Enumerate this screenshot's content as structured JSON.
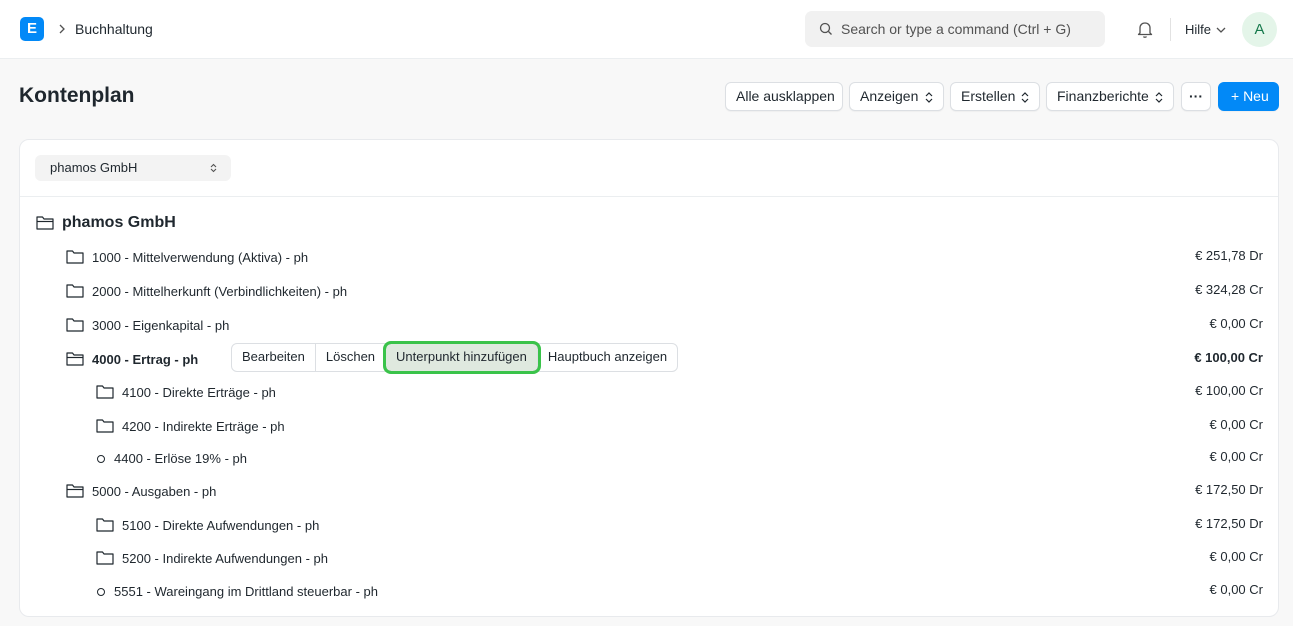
{
  "navbar": {
    "logo_letter": "E",
    "breadcrumb": "Buchhaltung",
    "search_placeholder": "Search or type a command (Ctrl + G)",
    "help_label": "Hilfe",
    "avatar_letter": "A"
  },
  "page": {
    "title": "Kontenplan",
    "buttons": {
      "expand_all": "Alle ausklappen",
      "view": "Anzeigen",
      "create": "Erstellen",
      "reports": "Finanzberichte",
      "more": "···",
      "new": "+ Neu"
    }
  },
  "company_select": {
    "value": "phamos GmbH"
  },
  "tree": {
    "root": "phamos GmbH",
    "rows": [
      {
        "label": "1000 - Mittelverwendung (Aktiva) - ph",
        "balance": "€ 251,78 Dr"
      },
      {
        "label": "2000 - Mittelherkunft (Verbindlichkeiten) - ph",
        "balance": "€ 324,28 Cr"
      },
      {
        "label": "3000 - Eigenkapital - ph",
        "balance": "€ 0,00 Cr"
      },
      {
        "label": "4000 - Ertrag - ph",
        "balance": "€ 100,00 Cr"
      },
      {
        "label": "4100 - Direkte Erträge - ph",
        "balance": "€ 100,00 Cr"
      },
      {
        "label": "4200 - Indirekte Erträge - ph",
        "balance": "€ 0,00 Cr"
      },
      {
        "label": "4400 - Erlöse 19% - ph",
        "balance": "€ 0,00 Cr"
      },
      {
        "label": "5000 - Ausgaben - ph",
        "balance": "€ 172,50 Dr"
      },
      {
        "label": "5100 - Direkte Aufwendungen - ph",
        "balance": "€ 172,50 Dr"
      },
      {
        "label": "5200 - Indirekte Aufwendungen - ph",
        "balance": "€ 0,00 Cr"
      },
      {
        "label": "5551 - Wareingang im Drittland steuerbar - ph",
        "balance": "€ 0,00 Cr"
      }
    ]
  },
  "row_actions": {
    "edit": "Bearbeiten",
    "delete": "Löschen",
    "add_child": "Unterpunkt hinzufügen",
    "view_ledger": "Hauptbuch anzeigen"
  },
  "colors": {
    "primary": "#0289f7",
    "highlight": "#3ac34a"
  }
}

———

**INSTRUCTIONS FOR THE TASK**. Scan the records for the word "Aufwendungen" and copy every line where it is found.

**WRITTEN SOLUTION**.
        "label": "5100 - Direkte Aufwendungen - ph",
        "label": "5200 - Indirekte Aufwendungen - ph",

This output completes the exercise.